Oh, speaking of "watch scenes", I've made another framegrabs for a particular shot; and that was the reaction show of the White Rabbit's watch; when the Mad Hatter thought that he fixed the watch; but it turns into a complete mechanical monster; and turns mad! It was animated by the unknown Cliff Nordberg; and I've always loved the scenes so much; and that's probably my favourite animation of Cliff Nordberg in this film.

Here are some framegrabs in this shot, although Woolie Reitherman is credited in this scene; and he most likely did the Mad Hatter's hand holding the clock, and slicing off the jam attached to the shut watch. But, I love how the watch quickly reacts, and the backgrounds turning from it's normal font to a reddish background; brilliant achievement and I wonder how that was ever achieved!
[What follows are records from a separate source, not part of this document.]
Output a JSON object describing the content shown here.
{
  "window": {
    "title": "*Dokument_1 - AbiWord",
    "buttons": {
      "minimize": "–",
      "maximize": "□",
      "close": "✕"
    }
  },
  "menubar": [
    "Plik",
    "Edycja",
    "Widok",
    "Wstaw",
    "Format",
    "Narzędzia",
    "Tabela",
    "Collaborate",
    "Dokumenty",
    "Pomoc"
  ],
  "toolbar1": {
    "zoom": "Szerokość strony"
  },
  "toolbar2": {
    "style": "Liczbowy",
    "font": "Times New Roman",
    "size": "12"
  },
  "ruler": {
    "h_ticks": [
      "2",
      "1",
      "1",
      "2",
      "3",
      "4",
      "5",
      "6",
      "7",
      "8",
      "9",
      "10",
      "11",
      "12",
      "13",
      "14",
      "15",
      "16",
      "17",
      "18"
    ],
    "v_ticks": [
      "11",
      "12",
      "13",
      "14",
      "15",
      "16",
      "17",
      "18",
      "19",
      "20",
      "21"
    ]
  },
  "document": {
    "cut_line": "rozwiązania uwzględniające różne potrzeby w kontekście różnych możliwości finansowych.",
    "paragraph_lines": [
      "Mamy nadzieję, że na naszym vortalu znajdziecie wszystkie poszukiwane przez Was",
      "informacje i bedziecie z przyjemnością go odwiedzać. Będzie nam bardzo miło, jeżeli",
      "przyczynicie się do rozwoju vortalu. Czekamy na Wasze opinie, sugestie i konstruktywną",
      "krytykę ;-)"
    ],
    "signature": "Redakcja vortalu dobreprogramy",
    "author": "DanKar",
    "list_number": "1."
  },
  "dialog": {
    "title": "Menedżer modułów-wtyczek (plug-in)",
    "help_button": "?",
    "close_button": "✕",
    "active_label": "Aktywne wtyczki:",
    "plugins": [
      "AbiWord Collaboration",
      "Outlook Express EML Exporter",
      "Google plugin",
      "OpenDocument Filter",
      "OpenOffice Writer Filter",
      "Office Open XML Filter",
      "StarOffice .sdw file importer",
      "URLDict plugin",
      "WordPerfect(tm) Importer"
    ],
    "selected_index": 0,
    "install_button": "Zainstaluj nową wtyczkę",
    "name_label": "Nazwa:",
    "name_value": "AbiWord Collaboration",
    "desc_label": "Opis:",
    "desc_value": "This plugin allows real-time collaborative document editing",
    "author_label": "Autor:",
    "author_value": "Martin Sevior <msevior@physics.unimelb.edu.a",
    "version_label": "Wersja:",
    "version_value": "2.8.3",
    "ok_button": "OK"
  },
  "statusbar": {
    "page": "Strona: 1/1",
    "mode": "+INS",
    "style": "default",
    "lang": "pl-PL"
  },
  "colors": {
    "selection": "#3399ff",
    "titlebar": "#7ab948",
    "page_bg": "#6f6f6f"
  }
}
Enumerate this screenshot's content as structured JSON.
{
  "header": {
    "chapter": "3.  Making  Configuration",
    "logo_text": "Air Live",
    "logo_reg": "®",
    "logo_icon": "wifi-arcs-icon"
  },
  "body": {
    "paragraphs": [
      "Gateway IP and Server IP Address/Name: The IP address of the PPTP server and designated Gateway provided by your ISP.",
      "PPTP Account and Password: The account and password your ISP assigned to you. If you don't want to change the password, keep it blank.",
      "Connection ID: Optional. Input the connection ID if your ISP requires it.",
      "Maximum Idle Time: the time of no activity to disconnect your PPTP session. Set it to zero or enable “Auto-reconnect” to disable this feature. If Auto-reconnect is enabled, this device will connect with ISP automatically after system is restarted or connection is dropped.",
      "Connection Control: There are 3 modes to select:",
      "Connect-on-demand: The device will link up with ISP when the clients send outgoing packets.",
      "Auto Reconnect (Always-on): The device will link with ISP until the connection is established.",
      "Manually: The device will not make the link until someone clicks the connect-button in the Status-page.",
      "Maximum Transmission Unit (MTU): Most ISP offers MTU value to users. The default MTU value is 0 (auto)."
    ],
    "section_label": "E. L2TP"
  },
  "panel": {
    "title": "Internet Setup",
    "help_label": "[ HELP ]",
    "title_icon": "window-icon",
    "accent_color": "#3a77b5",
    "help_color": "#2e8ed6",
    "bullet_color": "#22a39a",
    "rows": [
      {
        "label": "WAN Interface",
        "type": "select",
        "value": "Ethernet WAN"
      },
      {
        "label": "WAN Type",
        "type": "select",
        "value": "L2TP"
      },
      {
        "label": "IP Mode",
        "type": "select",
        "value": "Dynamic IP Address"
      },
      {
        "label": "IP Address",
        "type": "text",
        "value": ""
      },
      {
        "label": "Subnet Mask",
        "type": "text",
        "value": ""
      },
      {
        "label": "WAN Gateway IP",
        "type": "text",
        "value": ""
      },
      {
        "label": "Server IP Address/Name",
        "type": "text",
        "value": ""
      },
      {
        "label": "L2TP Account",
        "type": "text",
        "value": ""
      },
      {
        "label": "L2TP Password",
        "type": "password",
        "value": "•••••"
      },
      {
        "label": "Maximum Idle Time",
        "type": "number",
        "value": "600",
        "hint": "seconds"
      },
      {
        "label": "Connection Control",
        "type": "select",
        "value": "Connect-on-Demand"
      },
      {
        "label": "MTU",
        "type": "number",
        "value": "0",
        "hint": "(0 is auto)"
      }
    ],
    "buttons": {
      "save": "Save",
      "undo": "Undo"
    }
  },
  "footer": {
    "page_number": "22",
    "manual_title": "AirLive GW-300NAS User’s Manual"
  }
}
The line by the March Hare, "There's only one way to stop a mad-watch!", is probably the best line in movie I've heard.

I'm going to leave my windbag talk done now; and I've explained as much as I can about this sequence; and I hope it was all fun, and let's continue with this on Sunday, and hopefully I'll have my Alice mosaics finished just before Christmas.

5 comments:

Wonderland Soup said...

Hello, me and my trivia again :) I don't know if I misunderstood what you wrote, but the 'unbirthday' is not a Disney concept. Humpty Dumpty explains to Alice what they are in the book Through the Looking Glass.

That aside, thanks for another fascinating post :)

Steven Hartley said...

Thanks again, I only ever read a little bit of "Through the Looking Glass", because it already confused me when I started reading it, and I never got to the Humpty Dumpty part.

Eric Noble said...

Fantastic. It's always so much fun to watch this. I'm sure Kimball had a lot of fun supervising this scene. I also love the line, "There's only one way to stop a mad watch!!". It make me laugh everytime!!

Steven Hartley said...

Yes, I think they all had a great time; although I don't think Davis or Clark had as much as they did; but they must have had some bit of fun!

Zartok-35 said...

Shot 178 is definative Woolie Reitherman animation.